“The Case for Conservation,” released by the Colorado River Research Group: http://www.coloradoriverresearchgroup.org/ (click on “What’s new from the Colorado River Research Group.”)
This is part of a series of articles coordinated by the Water Center at Colorado Mesa University in cooperation with the Colorado and Gunnison Basin Roundtables to raise awareness about water needs, uses and policies in our region. To learn more, go to http://www.coloradomesa.edu/WaterCenter. You can also find the Water Center on Facebook at https://www.facebook.com/WaterCenter.CMU or on Twitter at https://twitter.com/WaterCenterCMU.
More Colorado River Basin coverage here.
From KUNC (Maeve Conran):
“The 2040 forecast for Colorado is about 7.8 million people, increasing from about 5 million in 2010,” said Elizabeth Garner, the state demographer. “How will we deal with it? Where will we put them? How will we provide water resources and other resources, whether it takes 20, 30, 40, 50 years to get there?”
The bulk of Colorado’s growth will happen between Pueblo and Fort Collins, said Garner, putting increased pressure on the state’s already tight water supplies. That population surge is why many groups who are concerned about water resources in Colorado are calling for land planning to play a greater role in the state’s water plan.
“Half of our drinking water on the Front Range is going to outdoor water use,” said Drew Beckwith, a water policy manager with Western Resource Advocates.
For Beckwith, the state water plan should encourage growing cities to incorporate water conservation in their land planning decisions. Relatively simple measures like requiring increased density in new housing developments will have big water savings.
“If you put houses closer together and they have less lawn, they’re going to use less water,” Beckwith said.
More and more municipalities are already recognizing the need to use less irrigation water. In 2004, the City of Westminster established landscape regulations requiring a maximum of 15 gallons per square foot water use per year. Stu Feinglas, the city’s water resources analyst said the results have been dramatic.
“We found that Westminster single family homes are using about 70 percent of the water we project[ed] they would need for their yards,” Feinglas said.
Since 2001, Westminster has added about 12,000 people, yet the water demand has stayed the same or gone down slightly. Feinglas credits better water efficiency in plumbing fixtures and a reduction in outdoor water use. That’s on an individual household basis; changes are also happening at a larger planning level…

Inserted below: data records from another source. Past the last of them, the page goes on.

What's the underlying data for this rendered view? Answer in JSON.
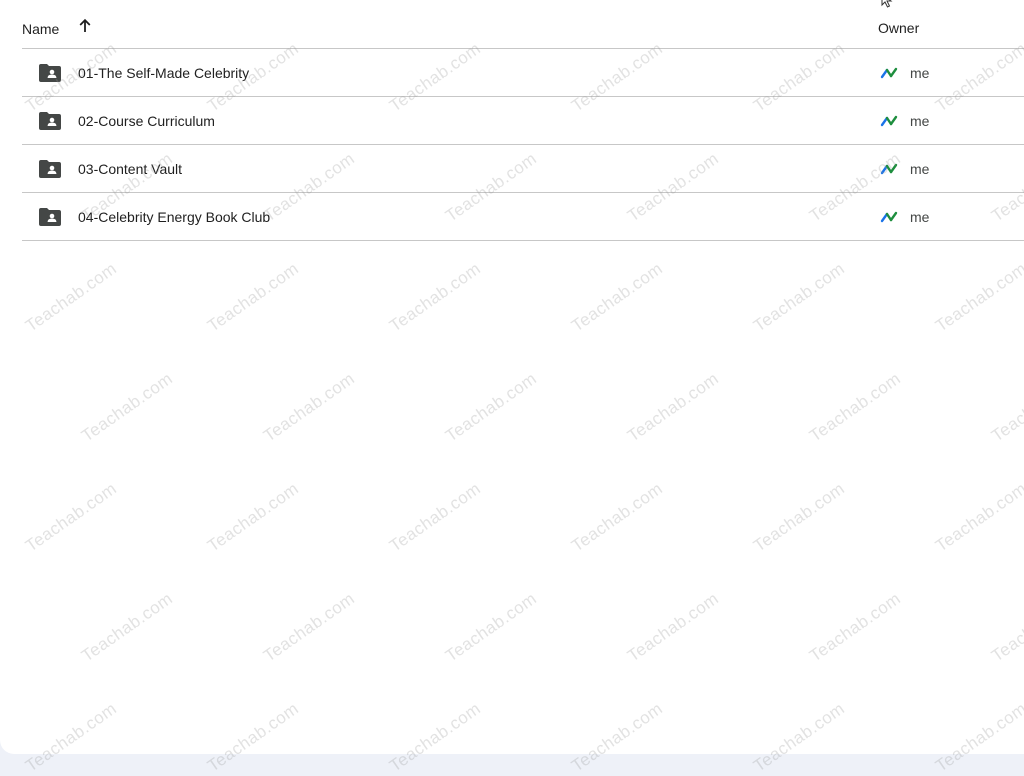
{
  "header": {
    "name_label": "Name",
    "owner_label": "Owner",
    "sort_icon": "arrow-upward-icon"
  },
  "rows": [
    {
      "name": "01-The Self-Made Celebrity",
      "owner": "me",
      "icon": "shared-folder-icon"
    },
    {
      "name": "02-Course Curriculum",
      "owner": "me",
      "icon": "shared-folder-icon"
    },
    {
      "name": "03-Content Vault",
      "owner": "me",
      "icon": "shared-folder-icon"
    },
    {
      "name": "04-Celebrity Energy Book Club",
      "owner": "me",
      "icon": "shared-folder-icon"
    }
  ],
  "watermark": {
    "text": "Teachab.com"
  },
  "colors": {
    "folder": "#444746",
    "divider": "#c7c7c7",
    "avatar_green": "#1e8e3e",
    "avatar_blue": "#1a73e8"
  }
}
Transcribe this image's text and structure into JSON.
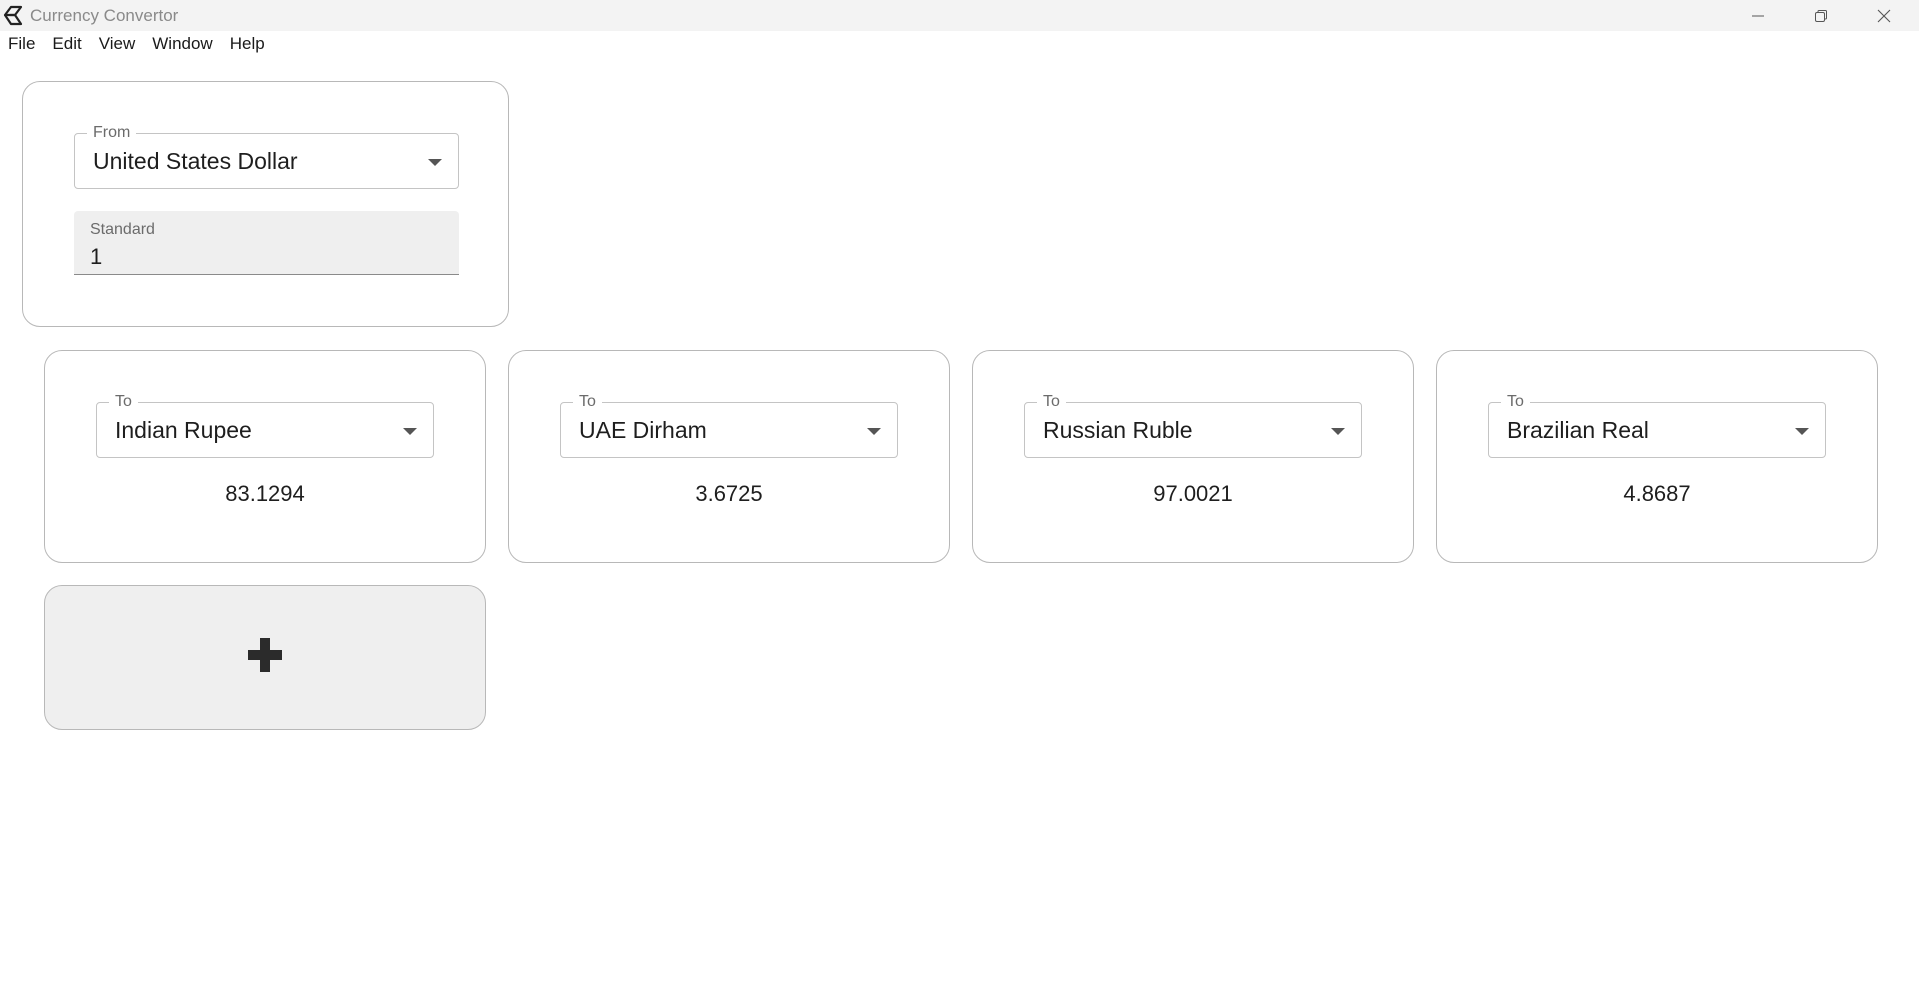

Drew Beckwith with Western Resource Advocates said the state could play a significant role in encouraging more municipalities to conserve water through similar kinds land planning practices. For him, the first place to start is the Colorado Water Plan.
“In Colorado, we have a law that says in everyone’s comprehensive land use plan, you have to consider tourism,” Beckwith said. “In Arizona, for instance, there’s a requirement for you to have a water element of your comprehensive plan. Perhaps something like that would be appropriate in Colorado.”
Currently, developers must show they can provide water for their projects, but master plans aren’t required to include water as a consideration.
The Colorado Water Conservation Board said the upcoming water plan won’t mandate land use policies for local government and planning agencies, but the state legislature is getting a head start on linking land planning and water use. Governor John Hickenlooper has signed into law a measure [.pdf] that allows municipalities free training in water-demand management and water conservation.
More conservation coverage here.